## What the task asks:
Lines below containing the word "kjzkr" should be copied out.

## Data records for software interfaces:
──────────────────────────────

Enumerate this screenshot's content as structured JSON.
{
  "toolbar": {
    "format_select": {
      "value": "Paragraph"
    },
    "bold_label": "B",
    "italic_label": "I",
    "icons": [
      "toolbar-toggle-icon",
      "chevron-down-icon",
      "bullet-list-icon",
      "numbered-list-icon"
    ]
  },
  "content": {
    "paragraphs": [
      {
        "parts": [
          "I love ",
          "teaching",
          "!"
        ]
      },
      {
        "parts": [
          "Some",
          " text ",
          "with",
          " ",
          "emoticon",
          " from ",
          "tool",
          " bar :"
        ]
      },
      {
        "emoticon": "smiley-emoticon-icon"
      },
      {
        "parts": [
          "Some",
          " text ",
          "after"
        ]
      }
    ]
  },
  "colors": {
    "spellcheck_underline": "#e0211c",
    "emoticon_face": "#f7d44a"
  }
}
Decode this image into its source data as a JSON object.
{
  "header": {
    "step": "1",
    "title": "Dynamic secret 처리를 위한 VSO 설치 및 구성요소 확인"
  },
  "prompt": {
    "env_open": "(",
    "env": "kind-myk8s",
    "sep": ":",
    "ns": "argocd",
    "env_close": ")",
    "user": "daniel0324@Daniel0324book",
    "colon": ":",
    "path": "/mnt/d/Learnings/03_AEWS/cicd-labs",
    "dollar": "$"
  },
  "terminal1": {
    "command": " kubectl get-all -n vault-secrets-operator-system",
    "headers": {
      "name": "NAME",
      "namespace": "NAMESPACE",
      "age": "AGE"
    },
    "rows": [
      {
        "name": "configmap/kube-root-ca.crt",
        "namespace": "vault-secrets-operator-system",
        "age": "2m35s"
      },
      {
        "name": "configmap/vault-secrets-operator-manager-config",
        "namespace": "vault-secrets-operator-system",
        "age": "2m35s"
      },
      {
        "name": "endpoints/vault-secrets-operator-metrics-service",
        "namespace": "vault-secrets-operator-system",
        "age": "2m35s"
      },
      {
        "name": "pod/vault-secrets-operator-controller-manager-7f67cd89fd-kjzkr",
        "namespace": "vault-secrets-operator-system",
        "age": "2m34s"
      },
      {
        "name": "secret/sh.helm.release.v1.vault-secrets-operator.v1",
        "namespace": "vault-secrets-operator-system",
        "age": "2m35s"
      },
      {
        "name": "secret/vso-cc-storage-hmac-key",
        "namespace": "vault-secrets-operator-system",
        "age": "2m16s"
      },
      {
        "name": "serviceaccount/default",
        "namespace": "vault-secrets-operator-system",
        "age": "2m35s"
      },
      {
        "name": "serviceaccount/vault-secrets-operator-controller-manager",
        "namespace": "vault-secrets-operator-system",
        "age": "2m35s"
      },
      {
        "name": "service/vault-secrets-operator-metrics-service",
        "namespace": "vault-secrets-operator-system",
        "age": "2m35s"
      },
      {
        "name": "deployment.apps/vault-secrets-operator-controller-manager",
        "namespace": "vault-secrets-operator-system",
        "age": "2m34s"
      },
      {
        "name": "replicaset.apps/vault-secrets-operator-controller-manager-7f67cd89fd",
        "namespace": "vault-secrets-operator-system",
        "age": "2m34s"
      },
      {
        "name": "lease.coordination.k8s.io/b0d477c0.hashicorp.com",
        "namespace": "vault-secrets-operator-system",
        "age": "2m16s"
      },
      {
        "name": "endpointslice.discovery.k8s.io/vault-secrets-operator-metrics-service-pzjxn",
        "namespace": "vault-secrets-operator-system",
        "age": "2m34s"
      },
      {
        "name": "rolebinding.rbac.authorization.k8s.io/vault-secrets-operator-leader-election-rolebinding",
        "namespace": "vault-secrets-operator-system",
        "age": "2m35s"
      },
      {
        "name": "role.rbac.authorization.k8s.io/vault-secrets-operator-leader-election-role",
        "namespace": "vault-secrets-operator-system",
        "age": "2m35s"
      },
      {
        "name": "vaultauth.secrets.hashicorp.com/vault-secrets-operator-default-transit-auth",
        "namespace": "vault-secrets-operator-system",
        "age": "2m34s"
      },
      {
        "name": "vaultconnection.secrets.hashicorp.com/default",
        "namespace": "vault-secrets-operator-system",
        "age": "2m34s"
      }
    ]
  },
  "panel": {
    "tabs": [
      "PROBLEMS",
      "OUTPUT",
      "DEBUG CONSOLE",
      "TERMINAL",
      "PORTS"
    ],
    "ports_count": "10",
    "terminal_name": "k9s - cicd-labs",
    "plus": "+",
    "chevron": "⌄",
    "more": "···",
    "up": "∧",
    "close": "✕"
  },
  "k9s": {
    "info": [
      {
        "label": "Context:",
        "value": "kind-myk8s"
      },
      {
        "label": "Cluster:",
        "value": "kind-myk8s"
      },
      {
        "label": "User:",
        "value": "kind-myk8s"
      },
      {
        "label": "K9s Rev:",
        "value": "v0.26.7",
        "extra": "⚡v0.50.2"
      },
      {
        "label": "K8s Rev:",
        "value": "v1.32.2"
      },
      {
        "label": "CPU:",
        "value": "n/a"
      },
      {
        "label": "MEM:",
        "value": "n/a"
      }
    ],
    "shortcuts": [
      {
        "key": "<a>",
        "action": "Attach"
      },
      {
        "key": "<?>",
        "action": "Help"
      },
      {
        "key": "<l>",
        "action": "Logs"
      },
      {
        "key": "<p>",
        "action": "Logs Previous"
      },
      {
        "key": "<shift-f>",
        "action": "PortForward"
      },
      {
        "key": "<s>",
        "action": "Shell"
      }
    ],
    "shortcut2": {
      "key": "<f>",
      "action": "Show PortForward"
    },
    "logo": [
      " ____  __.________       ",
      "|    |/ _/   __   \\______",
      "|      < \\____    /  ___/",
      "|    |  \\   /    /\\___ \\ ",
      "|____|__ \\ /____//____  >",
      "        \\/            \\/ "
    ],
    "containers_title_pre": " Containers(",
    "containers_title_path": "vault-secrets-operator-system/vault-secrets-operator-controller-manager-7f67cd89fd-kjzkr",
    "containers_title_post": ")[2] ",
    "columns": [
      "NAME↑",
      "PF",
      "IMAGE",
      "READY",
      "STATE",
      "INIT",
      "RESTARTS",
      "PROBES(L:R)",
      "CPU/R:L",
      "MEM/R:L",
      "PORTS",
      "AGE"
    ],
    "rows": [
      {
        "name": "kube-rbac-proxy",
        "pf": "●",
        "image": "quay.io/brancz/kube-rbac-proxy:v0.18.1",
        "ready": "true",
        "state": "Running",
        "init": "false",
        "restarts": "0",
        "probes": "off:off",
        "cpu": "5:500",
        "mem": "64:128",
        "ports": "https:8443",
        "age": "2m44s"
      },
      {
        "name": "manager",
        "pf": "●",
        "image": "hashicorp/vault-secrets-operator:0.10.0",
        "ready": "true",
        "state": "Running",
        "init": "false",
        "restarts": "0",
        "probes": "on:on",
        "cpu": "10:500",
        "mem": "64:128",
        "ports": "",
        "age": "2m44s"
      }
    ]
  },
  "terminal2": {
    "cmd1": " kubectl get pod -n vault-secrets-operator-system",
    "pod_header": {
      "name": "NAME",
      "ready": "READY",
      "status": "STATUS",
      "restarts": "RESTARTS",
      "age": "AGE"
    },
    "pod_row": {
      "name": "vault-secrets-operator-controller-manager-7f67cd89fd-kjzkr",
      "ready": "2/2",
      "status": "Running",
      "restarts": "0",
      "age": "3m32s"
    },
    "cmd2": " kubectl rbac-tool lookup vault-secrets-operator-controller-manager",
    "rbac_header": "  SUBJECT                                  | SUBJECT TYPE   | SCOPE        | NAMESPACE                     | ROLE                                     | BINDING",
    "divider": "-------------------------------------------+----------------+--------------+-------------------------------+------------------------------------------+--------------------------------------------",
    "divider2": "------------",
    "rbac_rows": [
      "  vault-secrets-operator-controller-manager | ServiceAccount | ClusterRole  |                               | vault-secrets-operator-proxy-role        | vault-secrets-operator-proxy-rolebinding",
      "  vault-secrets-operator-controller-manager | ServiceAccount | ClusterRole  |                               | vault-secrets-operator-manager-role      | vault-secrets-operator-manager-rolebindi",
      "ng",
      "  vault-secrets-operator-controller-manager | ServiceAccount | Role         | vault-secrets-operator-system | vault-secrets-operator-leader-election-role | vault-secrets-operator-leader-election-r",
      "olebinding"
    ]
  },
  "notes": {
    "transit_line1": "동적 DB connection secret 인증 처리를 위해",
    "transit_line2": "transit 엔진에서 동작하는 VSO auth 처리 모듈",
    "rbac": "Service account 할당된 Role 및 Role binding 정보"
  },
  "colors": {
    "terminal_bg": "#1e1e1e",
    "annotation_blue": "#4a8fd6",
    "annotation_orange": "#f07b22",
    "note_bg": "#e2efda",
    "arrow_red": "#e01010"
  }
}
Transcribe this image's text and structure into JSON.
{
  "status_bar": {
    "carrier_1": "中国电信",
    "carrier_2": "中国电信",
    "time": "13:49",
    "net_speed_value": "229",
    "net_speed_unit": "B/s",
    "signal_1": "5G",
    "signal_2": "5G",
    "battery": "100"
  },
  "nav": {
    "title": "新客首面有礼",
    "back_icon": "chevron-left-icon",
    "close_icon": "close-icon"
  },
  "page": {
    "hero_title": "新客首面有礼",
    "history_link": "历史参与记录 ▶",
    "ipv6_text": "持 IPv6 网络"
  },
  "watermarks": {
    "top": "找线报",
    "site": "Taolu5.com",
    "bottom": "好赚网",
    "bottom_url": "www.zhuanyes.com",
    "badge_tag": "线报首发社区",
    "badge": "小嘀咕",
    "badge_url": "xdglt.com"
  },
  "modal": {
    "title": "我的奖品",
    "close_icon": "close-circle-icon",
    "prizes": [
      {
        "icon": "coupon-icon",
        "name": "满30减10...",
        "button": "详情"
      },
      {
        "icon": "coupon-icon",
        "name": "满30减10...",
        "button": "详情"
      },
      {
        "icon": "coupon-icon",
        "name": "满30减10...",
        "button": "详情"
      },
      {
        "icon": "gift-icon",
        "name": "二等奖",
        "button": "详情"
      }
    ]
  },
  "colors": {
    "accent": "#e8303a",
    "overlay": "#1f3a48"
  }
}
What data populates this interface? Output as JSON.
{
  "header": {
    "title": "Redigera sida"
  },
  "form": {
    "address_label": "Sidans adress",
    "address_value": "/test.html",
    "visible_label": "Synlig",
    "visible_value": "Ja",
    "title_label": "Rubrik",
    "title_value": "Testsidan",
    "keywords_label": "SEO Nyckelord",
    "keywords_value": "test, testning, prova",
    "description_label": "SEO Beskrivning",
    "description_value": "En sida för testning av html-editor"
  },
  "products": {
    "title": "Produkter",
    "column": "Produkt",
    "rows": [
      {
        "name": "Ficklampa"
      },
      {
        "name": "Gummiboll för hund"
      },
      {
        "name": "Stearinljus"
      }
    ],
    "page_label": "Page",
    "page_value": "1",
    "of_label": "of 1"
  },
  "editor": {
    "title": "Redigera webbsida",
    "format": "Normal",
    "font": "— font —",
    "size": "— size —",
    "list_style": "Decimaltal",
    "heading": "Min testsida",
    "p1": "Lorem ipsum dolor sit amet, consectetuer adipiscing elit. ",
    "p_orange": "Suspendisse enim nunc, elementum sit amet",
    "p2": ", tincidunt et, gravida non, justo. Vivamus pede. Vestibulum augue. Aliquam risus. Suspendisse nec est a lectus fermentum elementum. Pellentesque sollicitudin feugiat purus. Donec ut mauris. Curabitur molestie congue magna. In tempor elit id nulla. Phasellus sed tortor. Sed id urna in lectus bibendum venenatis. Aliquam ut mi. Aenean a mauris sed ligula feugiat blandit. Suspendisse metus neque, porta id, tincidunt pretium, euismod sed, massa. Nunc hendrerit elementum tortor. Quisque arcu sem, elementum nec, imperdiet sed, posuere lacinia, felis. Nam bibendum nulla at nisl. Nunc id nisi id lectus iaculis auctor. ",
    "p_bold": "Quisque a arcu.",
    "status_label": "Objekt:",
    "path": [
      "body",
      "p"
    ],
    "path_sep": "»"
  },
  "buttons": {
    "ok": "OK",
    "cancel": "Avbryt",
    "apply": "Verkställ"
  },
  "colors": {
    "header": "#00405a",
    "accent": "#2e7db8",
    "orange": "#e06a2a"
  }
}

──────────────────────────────

## Reply:
        "name": "pod/vault-secrets-operator-controller-manager-7f67cd89fd-kjzkr",
    "containers_title_path": "vault-secrets-operator-system/vault-secrets-operator-controller-manager-7f67cd89fd-kjzkr",
      "name": "vault-secrets-operator-controller-manager-7f67cd89fd-kjzkr",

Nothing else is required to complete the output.